• [WORK TO BE COMPLETED]: Return all records exactly. Nothing may be added.

• [DATASET RECORDS]:
-- Opening Marker --
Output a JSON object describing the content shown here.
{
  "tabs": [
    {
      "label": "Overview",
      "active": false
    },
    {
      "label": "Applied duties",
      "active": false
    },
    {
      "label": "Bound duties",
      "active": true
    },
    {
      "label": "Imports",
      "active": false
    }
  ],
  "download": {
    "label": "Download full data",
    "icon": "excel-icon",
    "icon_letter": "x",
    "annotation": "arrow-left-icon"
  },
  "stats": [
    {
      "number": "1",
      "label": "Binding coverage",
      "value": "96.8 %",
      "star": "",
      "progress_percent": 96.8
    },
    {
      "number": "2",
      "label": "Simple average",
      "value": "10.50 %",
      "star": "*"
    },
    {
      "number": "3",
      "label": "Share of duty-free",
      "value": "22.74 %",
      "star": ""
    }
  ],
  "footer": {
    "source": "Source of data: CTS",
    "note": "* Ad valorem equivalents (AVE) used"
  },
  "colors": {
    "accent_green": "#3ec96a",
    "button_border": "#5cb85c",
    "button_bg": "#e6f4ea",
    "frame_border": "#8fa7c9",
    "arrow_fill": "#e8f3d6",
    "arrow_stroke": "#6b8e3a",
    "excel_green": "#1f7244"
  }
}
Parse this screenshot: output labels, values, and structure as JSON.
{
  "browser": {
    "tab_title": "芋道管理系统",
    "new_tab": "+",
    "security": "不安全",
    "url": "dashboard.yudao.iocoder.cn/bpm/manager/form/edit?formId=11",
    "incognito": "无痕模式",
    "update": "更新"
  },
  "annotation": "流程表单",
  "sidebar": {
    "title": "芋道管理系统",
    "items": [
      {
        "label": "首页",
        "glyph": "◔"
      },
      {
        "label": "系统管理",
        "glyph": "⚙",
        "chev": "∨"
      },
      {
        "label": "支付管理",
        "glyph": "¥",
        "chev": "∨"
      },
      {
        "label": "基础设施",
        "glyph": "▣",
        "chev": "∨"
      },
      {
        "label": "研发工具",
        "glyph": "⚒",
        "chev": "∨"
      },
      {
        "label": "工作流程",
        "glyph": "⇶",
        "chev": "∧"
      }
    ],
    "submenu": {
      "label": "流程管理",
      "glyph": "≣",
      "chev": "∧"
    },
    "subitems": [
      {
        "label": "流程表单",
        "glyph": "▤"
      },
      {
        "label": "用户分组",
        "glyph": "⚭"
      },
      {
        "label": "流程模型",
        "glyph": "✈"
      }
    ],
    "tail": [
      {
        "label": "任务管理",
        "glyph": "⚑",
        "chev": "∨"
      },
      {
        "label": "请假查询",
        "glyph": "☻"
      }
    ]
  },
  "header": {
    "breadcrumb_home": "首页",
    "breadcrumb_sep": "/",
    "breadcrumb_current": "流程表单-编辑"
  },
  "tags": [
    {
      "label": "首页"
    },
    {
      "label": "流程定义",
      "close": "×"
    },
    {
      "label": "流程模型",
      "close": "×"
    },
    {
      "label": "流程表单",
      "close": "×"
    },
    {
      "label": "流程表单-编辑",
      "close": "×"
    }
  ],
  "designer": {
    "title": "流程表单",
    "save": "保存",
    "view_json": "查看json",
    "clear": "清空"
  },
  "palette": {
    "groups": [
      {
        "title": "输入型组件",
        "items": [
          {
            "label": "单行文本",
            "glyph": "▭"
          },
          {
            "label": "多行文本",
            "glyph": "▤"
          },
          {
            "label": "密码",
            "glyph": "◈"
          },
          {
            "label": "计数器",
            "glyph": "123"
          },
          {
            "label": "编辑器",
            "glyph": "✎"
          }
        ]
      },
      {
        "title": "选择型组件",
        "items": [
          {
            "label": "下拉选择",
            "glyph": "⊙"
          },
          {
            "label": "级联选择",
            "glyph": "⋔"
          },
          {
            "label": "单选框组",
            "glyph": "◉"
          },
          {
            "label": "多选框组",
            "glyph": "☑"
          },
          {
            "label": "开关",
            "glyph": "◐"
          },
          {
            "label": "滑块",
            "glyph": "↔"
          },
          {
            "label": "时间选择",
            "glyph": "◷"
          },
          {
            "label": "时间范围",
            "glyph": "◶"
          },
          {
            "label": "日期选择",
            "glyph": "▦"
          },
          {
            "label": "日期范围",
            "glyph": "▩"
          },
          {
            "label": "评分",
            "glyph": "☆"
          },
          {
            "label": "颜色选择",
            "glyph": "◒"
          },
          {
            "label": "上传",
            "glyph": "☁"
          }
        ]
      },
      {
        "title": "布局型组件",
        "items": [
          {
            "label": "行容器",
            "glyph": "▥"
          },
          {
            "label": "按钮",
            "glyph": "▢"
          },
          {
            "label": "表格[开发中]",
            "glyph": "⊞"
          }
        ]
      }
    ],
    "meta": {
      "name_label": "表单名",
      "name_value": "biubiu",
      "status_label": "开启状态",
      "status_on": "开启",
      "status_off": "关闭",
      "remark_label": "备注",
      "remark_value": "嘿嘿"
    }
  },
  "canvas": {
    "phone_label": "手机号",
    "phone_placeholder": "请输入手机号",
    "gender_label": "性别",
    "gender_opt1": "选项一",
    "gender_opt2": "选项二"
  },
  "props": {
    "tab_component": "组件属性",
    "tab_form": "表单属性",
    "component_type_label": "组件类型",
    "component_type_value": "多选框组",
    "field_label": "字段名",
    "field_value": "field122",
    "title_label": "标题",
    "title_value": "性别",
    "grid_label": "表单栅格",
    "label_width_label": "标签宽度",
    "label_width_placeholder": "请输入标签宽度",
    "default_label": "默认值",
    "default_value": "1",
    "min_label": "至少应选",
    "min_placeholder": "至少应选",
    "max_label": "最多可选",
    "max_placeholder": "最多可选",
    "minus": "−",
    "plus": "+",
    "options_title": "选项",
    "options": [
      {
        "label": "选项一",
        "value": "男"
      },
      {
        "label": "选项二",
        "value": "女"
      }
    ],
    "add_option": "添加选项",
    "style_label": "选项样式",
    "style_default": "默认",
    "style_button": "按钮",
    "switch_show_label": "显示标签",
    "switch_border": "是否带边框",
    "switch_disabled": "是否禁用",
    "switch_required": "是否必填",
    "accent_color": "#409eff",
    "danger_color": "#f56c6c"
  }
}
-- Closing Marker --
• [ANSWER]:
Output a JSON object describing the content shown here.
{
  "tabs": [
    {
      "label": "Overview",
      "active": false
    },
    {
      "label": "Applied duties",
      "active": false
    },
    {
      "label": "Bound duties",
      "active": true
    },
    {
      "label": "Imports",
      "active": false
    }
  ],
  "download": {
    "label": "Download full data",
    "icon": "excel-icon",
    "icon_letter": "x",
    "annotation": "arrow-left-icon"
  },
  "stats": [
    {
      "number": "1",
      "label": "Binding coverage",
      "value": "96.8 %",
      "star": "",
      "progress_percent": 96.8
    },
    {
      "number": "2",
      "label": "Simple average",
      "value": "10.50 %",
      "star": "*"
    },
    {
      "number": "3",
      "label": "Share of duty-free",
      "value": "22.74 %",
      "star": ""
    }
  ],
  "footer": {
    "source": "Source of data: CTS",
    "note": "* Ad valorem equivalents (AVE) used"
  },
  "colors": {
    "accent_green": "#3ec96a",
    "button_border": "#5cb85c",
    "button_bg": "#e6f4ea",
    "frame_border": "#8fa7c9",
    "arrow_fill": "#e8f3d6",
    "arrow_stroke": "#6b8e3a",
    "excel_green": "#1f7244"
  }
}
Parse this screenshot: output labels, values, and structure as JSON.
{
  "browser": {
    "tab_title": "芋道管理系统",
    "new_tab": "+",
    "security": "不安全",
    "url": "dashboard.yudao.iocoder.cn/bpm/manager/form/edit?formId=11",
    "incognito": "无痕模式",
    "update": "更新"
  },
  "annotation": "流程表单",
  "sidebar": {
    "title": "芋道管理系统",
    "items": [
      {
        "label": "首页",
        "glyph": "◔"
      },
      {
        "label": "系统管理",
        "glyph": "⚙",
        "chev": "∨"
      },
      {
        "label": "支付管理",
        "glyph": "¥",
        "chev": "∨"
      },
      {
        "label": "基础设施",
        "glyph": "▣",
        "chev": "∨"
      },
      {
        "label": "研发工具",
        "glyph": "⚒",
        "chev": "∨"
      },
      {
        "label": "工作流程",
        "glyph": "⇶",
        "chev": "∧"
      }
    ],
    "submenu": {
      "label": "流程管理",
      "glyph": "≣",
      "chev": "∧"
    },
    "subitems": [
      {
        "label": "流程表单",
        "glyph": "▤"
      },
      {
        "label": "用户分组",
        "glyph": "⚭"
      },
      {
        "label": "流程模型",
        "glyph": "✈"
      }
    ],
    "tail": [
      {
        "label": "任务管理",
        "glyph": "⚑",
        "chev": "∨"
      },
      {
        "label": "请假查询",
        "glyph": "☻"
      }
    ]
  },
  "header": {
    "breadcrumb_home": "首页",
    "breadcrumb_sep": "/",
    "breadcrumb_current": "流程表单-编辑"
  },
  "tags": [
    {
      "label": "首页"
    },
    {
      "label": "流程定义",
      "close": "×"
    },
    {
      "label": "流程模型",
      "close": "×"
    },
    {
      "label": "流程表单",
      "close": "×"
    },
    {
      "label": "流程表单-编辑",
      "close": "×"
    }
  ],
  "designer": {
    "title": "流程表单",
    "save": "保存",
    "view_json": "查看json",
    "clear": "清空"
  },
  "palette": {
    "groups": [
      {
        "title": "输入型组件",
        "items": [
          {
            "label": "单行文本",
            "glyph": "▭"
          },
          {
            "label": "多行文本",
            "glyph": "▤"
          },
          {
            "label": "密码",
            "glyph": "◈"
          },
          {
            "label": "计数器",
            "glyph": "123"
          },
          {
            "label": "编辑器",
            "glyph": "✎"
          }
        ]
      },
      {
        "title": "选择型组件",
        "items": [
          {
            "label": "下拉选择",
            "glyph": "⊙"
          },
          {
            "label": "级联选择",
            "glyph": "⋔"
          },
          {
            "label": "单选框组",
            "glyph": "◉"
          },
          {
            "label": "多选框组",
            "glyph": "☑"
          },
          {
            "label": "开关",
            "glyph": "◐"
          },
          {
            "label": "滑块",
            "glyph": "↔"
          },
          {
            "label": "时间选择",
            "glyph": "◷"
          },
          {
            "label": "时间范围",
            "glyph": "◶"
          },
          {
            "label": "日期选择",
            "glyph": "▦"
          },
          {
            "label": "日期范围",
            "glyph": "▩"
          },
          {
            "label": "评分",
            "glyph": "☆"
          },
          {
            "label": "颜色选择",
            "glyph": "◒"
          },
          {
            "label": "上传",
            "glyph": "☁"
          }
        ]
      },
      {
        "title": "布局型组件",
        "items": [
          {
            "label": "行容器",
            "glyph": "▥"
          },
          {
            "label": "按钮",
            "glyph": "▢"
          },
          {
            "label": "表格[开发中]",
            "glyph": "⊞"
          }
        ]
      }
    ],
    "meta": {
      "name_label": "表单名",
      "name_value": "biubiu",
      "status_label": "开启状态",
      "status_on": "开启",
      "status_off": "关闭",
      "remark_label": "备注",
      "remark_value": "嘿嘿"
    }
  },
  "canvas": {
    "phone_label": "手机号",
    "phone_placeholder": "请输入手机号",
    "gender_label": "性别",
    "gender_opt1": "选项一",
    "gender_opt2": "选项二"
  },
  "props": {
    "tab_component": "组件属性",
    "tab_form": "表单属性",
    "component_type_label": "组件类型",
    "component_type_value": "多选框组",
    "field_label": "字段名",
    "field_value": "field122",
    "title_label": "标题",
    "title_value": "性别",
    "grid_label": "表单栅格",
    "label_width_label": "标签宽度",
    "label_width_placeholder": "请输入标签宽度",
    "default_label": "默认值",
    "default_value": "1",
    "min_label": "至少应选",
    "min_placeholder": "至少应选",
    "max_label": "最多可选",
    "max_placeholder": "最多可选",
    "minus": "−",
    "plus": "+",
    "options_title": "选项",
    "options": [
      {
        "label": "选项一",
        "value": "男"
      },
      {
        "label": "选项二",
        "value": "女"
      }
    ],
    "add_option": "添加选项",
    "style_label": "选项样式",
    "style_default": "默认",
    "style_button": "按钮",
    "switch_show_label": "显示标签",
    "switch_border": "是否带边框",
    "switch_disabled": "是否禁用",
    "switch_required": "是否必填",
    "accent_color": "#409eff",
    "danger_color": "#f56c6c"
  }
}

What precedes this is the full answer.